The progress of the United States’ shift towards electric vehicles has encountered a setback due to worries surrounding the limited range of these vehicles and the insufficient availability of charging infrastructure, exacerbating the existing affordability challenges.
In recent weeks, automakers have pushed back sales targets for electric vehicles and delayed capital projects in an effort to reduce the inventory of unsold electric cars at dealerships.
“The slowdown in electric car sales is much more pronounced than in other vehicle categories and is not related to the economy,” said Neil Saunders, CEO of GlobalData.
“There is a problem with the electric car,” he said. “It’s a much more difficult and complex acquisition because of the range of vehicles and the charging infrastructure.”
American consumers are used to frequent long trips on vacation or visiting friends and relatives due to the country’s large size and limited public transportation options.
But for now, the network of electric vehicle charging stations is still shy, with many areas either lacking infrastructure or equipped with unreliable machines.
Selection, price issues
More than three-quarters of drivers consider electric cars reliable, according to a survey by the Consumer Technology Association (CTA), which organizes the annual Consumer Electronics Show in Las Vegas.
But drivers surrounding cars also question inadequate charging infrastructure (36 percent), battery range (39 percent) and vehicle affordability (38 percent).
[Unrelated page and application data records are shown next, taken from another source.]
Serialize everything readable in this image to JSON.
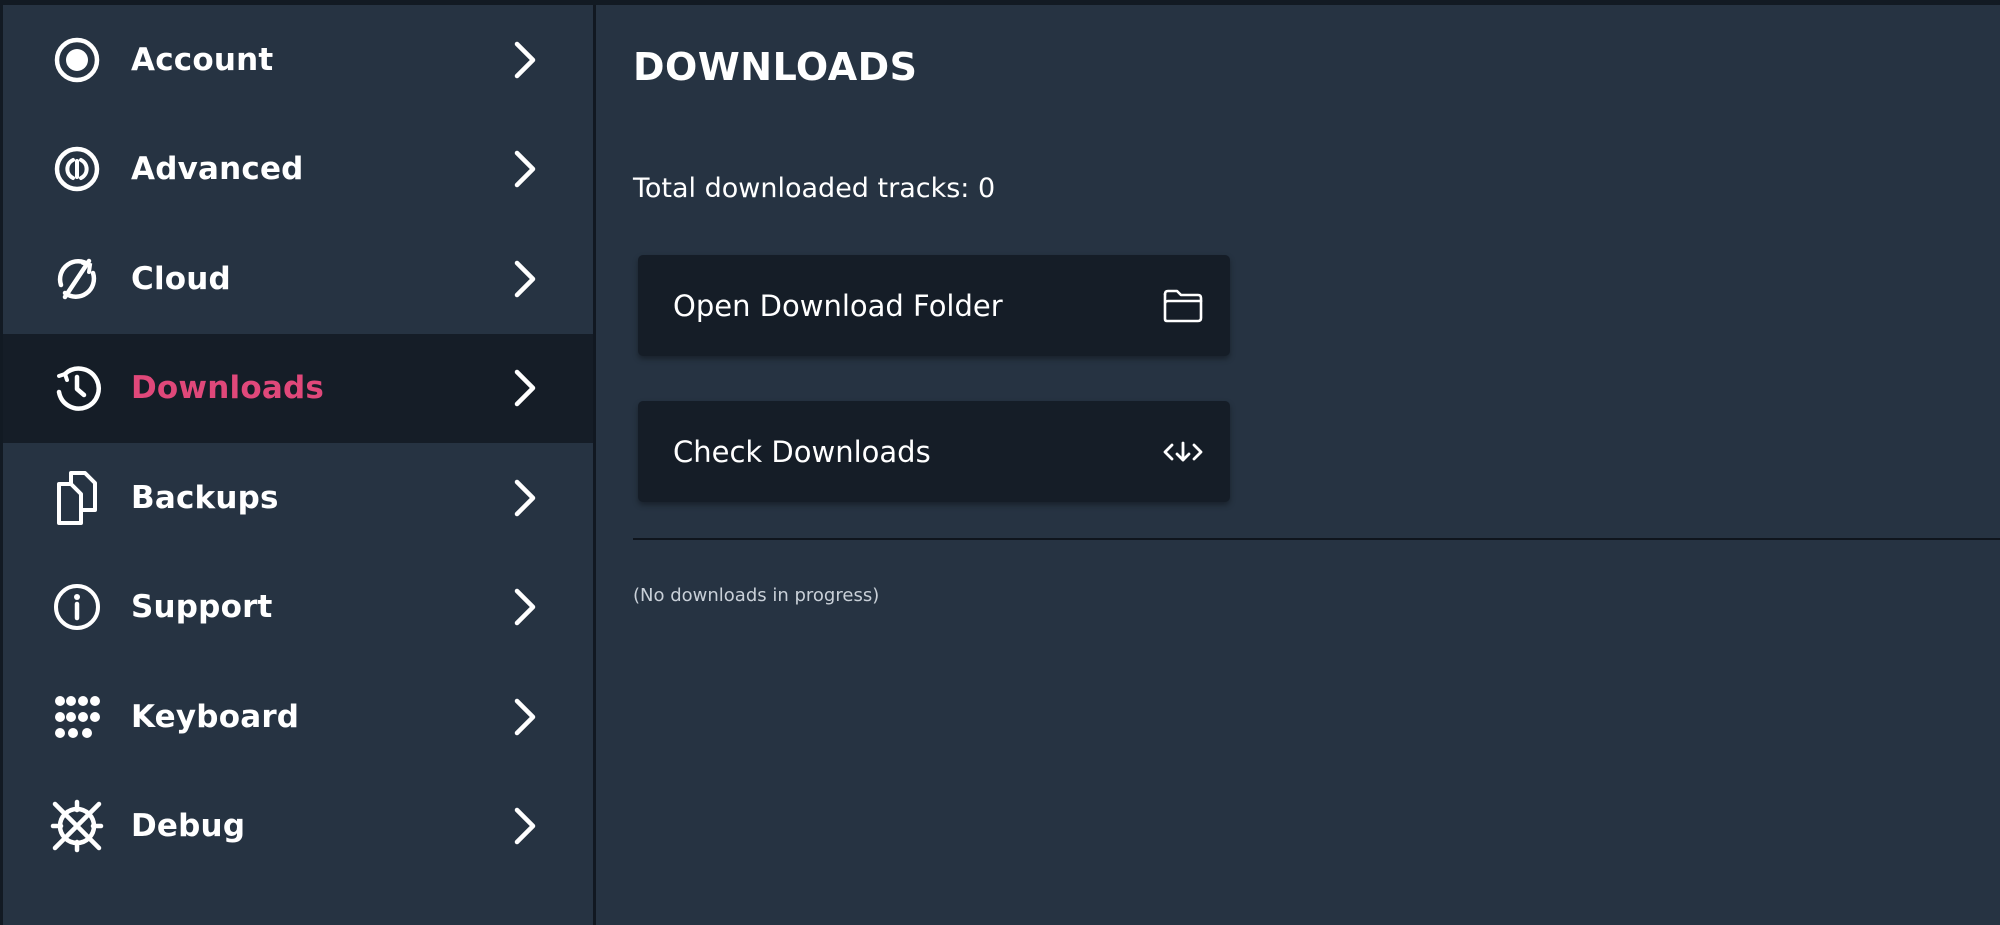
{
  "sidebar": {
    "items": [
      {
        "label": "Account",
        "icon": "account-circle-icon",
        "active": false
      },
      {
        "label": "Advanced",
        "icon": "advanced-power-icon",
        "active": false
      },
      {
        "label": "Cloud",
        "icon": "cloud-sync-icon",
        "active": false
      },
      {
        "label": "Downloads",
        "icon": "downloads-clock-icon",
        "active": true
      },
      {
        "label": "Backups",
        "icon": "backups-files-icon",
        "active": false
      },
      {
        "label": "Support",
        "icon": "info-icon",
        "active": false
      },
      {
        "label": "Keyboard",
        "icon": "keyboard-dots-icon",
        "active": false
      },
      {
        "label": "Debug",
        "icon": "debug-icon",
        "active": false
      }
    ]
  },
  "main": {
    "title": "DOWNLOADS",
    "total_tracks_text": "Total downloaded tracks: 0",
    "buttons": [
      {
        "label": "Open Download Folder",
        "icon": "folder-open-icon"
      },
      {
        "label": "Check Downloads",
        "icon": "check-downloads-icon"
      }
    ],
    "status_note": "(No downloads in progress)"
  },
  "colors": {
    "background": "#263342",
    "active_item_bg": "#151d27",
    "accent": "#e0487a",
    "button_bg": "#151d27"
  }
}
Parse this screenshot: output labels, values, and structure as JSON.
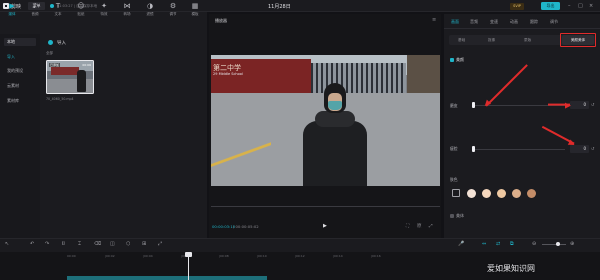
{
  "titlebar": {
    "app_name": "剪映",
    "menu_label": "菜单",
    "project_status": "01:03:27 | 自动保存本地",
    "doc_title": "11月28日",
    "vip_label": "SVIP",
    "export_label": "导出",
    "win_minimize": "–",
    "win_maximize": "□",
    "win_close": "×"
  },
  "toolbar": {
    "items": [
      {
        "label": "媒体",
        "icon": "media-icon",
        "glyph": "▶"
      },
      {
        "label": "音频",
        "icon": "audio-icon",
        "glyph": "♪"
      },
      {
        "label": "文本",
        "icon": "text-icon",
        "glyph": "T"
      },
      {
        "label": "贴纸",
        "icon": "sticker-icon",
        "glyph": "☺"
      },
      {
        "label": "特效",
        "icon": "effects-icon",
        "glyph": "✦"
      },
      {
        "label": "转场",
        "icon": "transition-icon",
        "glyph": "⋈"
      },
      {
        "label": "滤镜",
        "icon": "filter-icon",
        "glyph": "◑"
      },
      {
        "label": "调节",
        "icon": "adjust-icon",
        "glyph": "⚙"
      },
      {
        "label": "模板",
        "icon": "template-icon",
        "glyph": "▦"
      }
    ]
  },
  "leftnav": {
    "items": [
      "本地",
      "导入",
      "我的预设",
      "云素材",
      "素材库"
    ]
  },
  "media": {
    "import_label": "导入",
    "all_label": "全部",
    "clip": {
      "added_label": "已添加",
      "duration": "00:06",
      "filename": "70_4060_50.mp4"
    }
  },
  "player": {
    "title": "播放器",
    "menu_glyph": "≡",
    "video_wall_text": "第二中学",
    "video_school_text": "29 Middle School",
    "timecode_current": "00:00:03:15",
    "timecode_total": "/ 00:00:05:02",
    "play_glyph": "▶",
    "ctrl_fullscreen": "⛶",
    "ctrl_ratio": "原",
    "ctrl_full": "⤢"
  },
  "props": {
    "tabs": [
      "画面",
      "音频",
      "变速",
      "动画",
      "跟踪",
      "调节"
    ],
    "segments": [
      "基础",
      "抠像",
      "蒙版",
      "美颜美体"
    ],
    "beauty": {
      "label": "美颜",
      "smooth_label": "磨皮",
      "smooth_value": "0",
      "thin_label": "瘦脸",
      "thin_value": "0",
      "reset_glyph": "↺"
    },
    "skin": {
      "label": "肤色",
      "swatches": [
        "#f3e2d6",
        "#f5d7bd",
        "#efc9a2",
        "#dcae8a",
        "#c48d68"
      ]
    },
    "body": {
      "label": "美体"
    }
  },
  "timeline": {
    "tools": [
      "↖",
      "↶",
      "↷",
      "⌷",
      "⌶",
      "⌫",
      "◫",
      "⬡",
      "⊞",
      "⤢"
    ],
    "right_tools": [
      "🎤",
      "⇔",
      "⇄",
      "⧉",
      "⊖",
      "⊕"
    ],
    "ruler": [
      "00:00",
      "|00:02",
      "|00:04",
      "|00:06",
      "|00:08",
      "|00:10",
      "|00:12",
      "|00:14",
      "|00:16"
    ]
  },
  "watermark": "爱如果知识网",
  "accent_color": "#1fb5c9",
  "annotation_color": "#e02b2b"
}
The average electric car sold for $51,762 in October, down about $13,000 from a year ago, but nearly $4,000 higher than the average price for all cars.
In Europe, the increased price of gasoline adds an incentive for consumers to ignore the high upfront prices of a vehicle.
But that is less of a factor in the United States, where gas prices are only about half of those in France or Britain, according to Observatoire Cetelem 2024.
Industry leaders such as Tesla CEO Elon Musk have also pointed to rising borrowing costs as a drag after several rate hikes by the U.S. Federal Reserve over the past year and a half.
Tesla remains the dominant player in electric cars, accounting for more than 55 percent of the 873,000 electric cars sold in the first 10 months of 2023, according to industry researcher Kelley Blue Book.
Ford CEO Jim Farley predicted “some unevenness” in the developing US market.
“Dynamic changes in the marketplace — pricing, adoption rates, regulations — are forcing us to continue to drive down the cost of our EVs,” Farley said last month.
Ford rival and fellow Detroit giant General Motors recently delayed until the end of 2025 a plan to convert its Orion, Michigan, electric car plant “to better manage capital investment while adapting to EV demand,” the company said last month.
“In addition, we have identified technical improvements that we will implement to improve the profitability of our products,” the GM said.
Ford and Tesla are also trying to simplify their manufacturing processes to limit costs.
“Reducing the cost of our vehicles is our top priority,” said Tesla CFO Vaibhav Taneja.
In the futuristic Cybertruck, which is expected to begin shipping before the end of 2023, Tesla is “going all out to simplify the vehicle” to achieve efficiency “which is unheard of in the automotive industry,” Musk said.
Ford has also promised to tweak the design and manufacturing of its vehicles to reduce complexity.
However, according to Deutsche Bank analyst Emmanuel Rosner, the results are still unproven.
“Our biggest concern is that automakers haven’t cracked the economy to make an easy and affordable electric car,” Rosner told CNBC.
Washington has mobilized for electric cars during Joe Biden’s presidency, approving $7.5 billion in funds for electric vehicle chargers and expanding tax credits of up to $7,500 on consumer car purchases.
The Biden administration wants 50 percent of vehicle sales to be electric by 2030.
“Politicians wanted it to happen overnight, but you can’t just set arbitrary targets, you have to make sure the infrastructure is there,” said GlobalData’s Saunders.
“The long-term trajectory is probably good for EVs,” but “it’s something that’s going to be much slower,” he predicted.